TASK DATA
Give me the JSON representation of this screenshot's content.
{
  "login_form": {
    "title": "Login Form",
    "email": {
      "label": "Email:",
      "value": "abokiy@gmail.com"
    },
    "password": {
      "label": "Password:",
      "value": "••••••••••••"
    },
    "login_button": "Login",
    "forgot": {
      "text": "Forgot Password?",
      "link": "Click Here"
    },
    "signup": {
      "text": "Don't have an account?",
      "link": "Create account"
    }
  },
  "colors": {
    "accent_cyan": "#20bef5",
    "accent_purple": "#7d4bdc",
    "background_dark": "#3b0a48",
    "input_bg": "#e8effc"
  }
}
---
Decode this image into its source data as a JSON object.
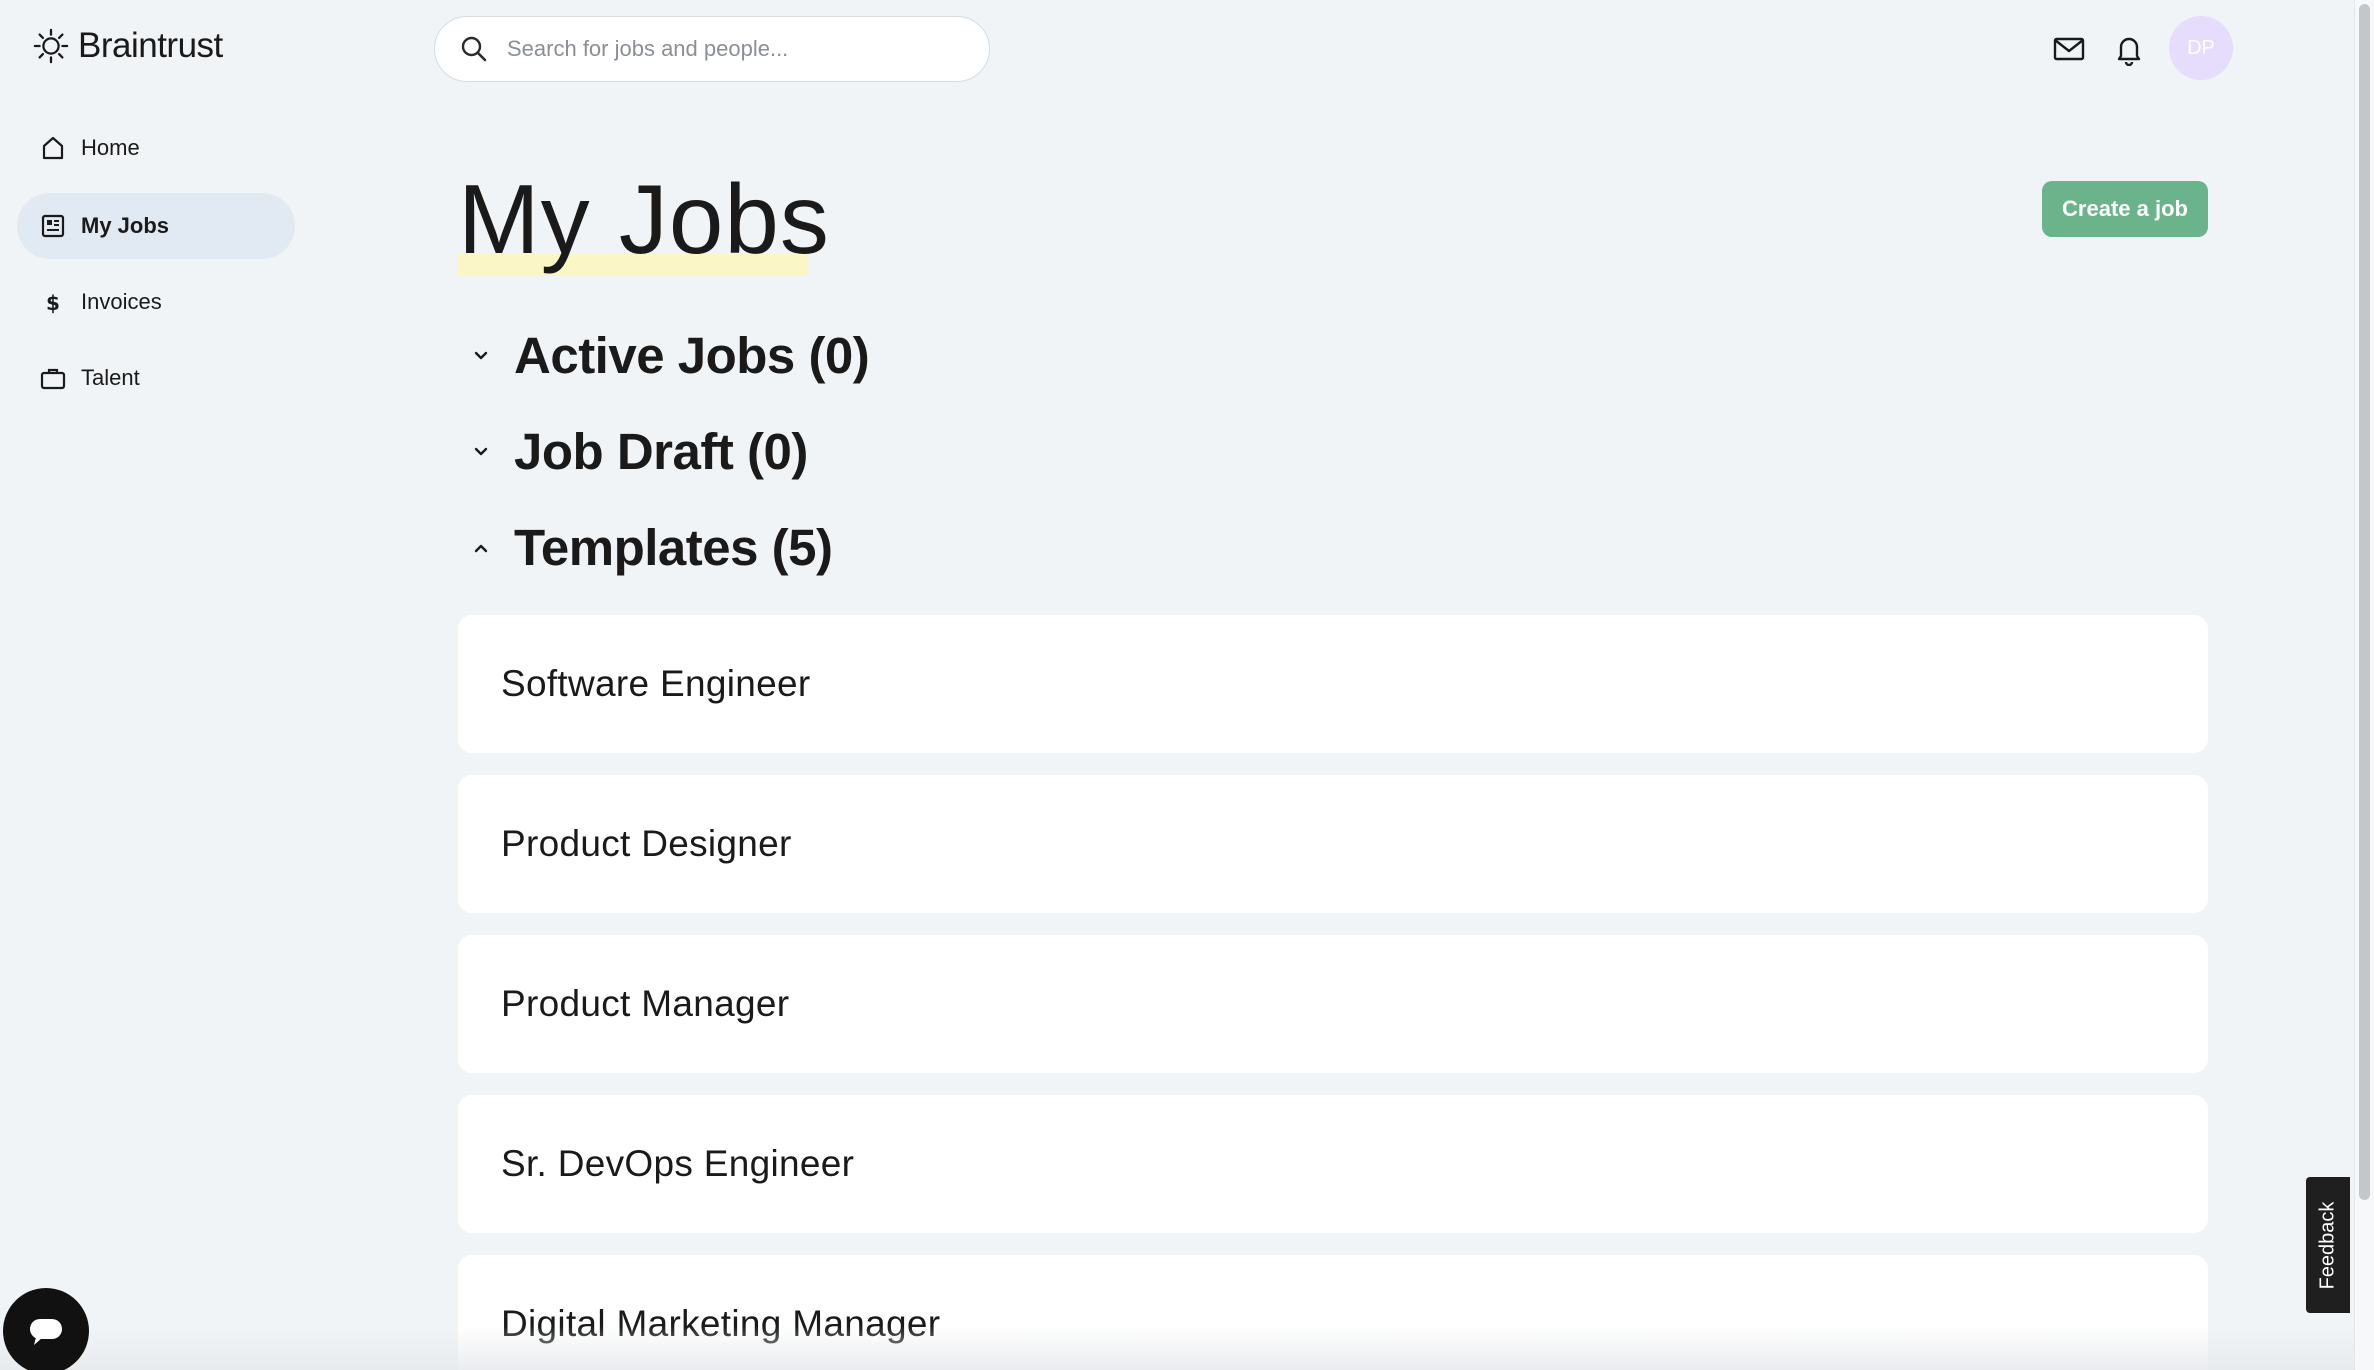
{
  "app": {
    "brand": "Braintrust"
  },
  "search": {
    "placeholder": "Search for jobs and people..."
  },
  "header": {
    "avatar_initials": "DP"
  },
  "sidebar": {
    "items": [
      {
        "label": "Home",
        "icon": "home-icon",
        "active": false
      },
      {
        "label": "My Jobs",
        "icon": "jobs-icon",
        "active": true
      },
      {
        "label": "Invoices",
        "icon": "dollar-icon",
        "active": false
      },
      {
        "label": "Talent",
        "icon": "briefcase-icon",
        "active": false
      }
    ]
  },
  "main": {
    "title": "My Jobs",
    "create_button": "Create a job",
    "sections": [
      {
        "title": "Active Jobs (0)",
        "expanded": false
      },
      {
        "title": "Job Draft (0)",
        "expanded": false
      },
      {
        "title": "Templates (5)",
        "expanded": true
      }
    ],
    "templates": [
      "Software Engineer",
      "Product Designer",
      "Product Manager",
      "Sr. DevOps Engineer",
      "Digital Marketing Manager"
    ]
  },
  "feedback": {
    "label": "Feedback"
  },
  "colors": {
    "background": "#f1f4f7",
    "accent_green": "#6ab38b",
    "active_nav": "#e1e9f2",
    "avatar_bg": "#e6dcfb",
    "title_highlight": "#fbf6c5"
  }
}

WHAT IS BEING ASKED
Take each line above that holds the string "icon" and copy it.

REPLY TO THE EXERCISE
        "icon": "home-icon",
        "icon": "jobs-icon",
        "icon": "dollar-icon",
        "icon": "briefcase-icon",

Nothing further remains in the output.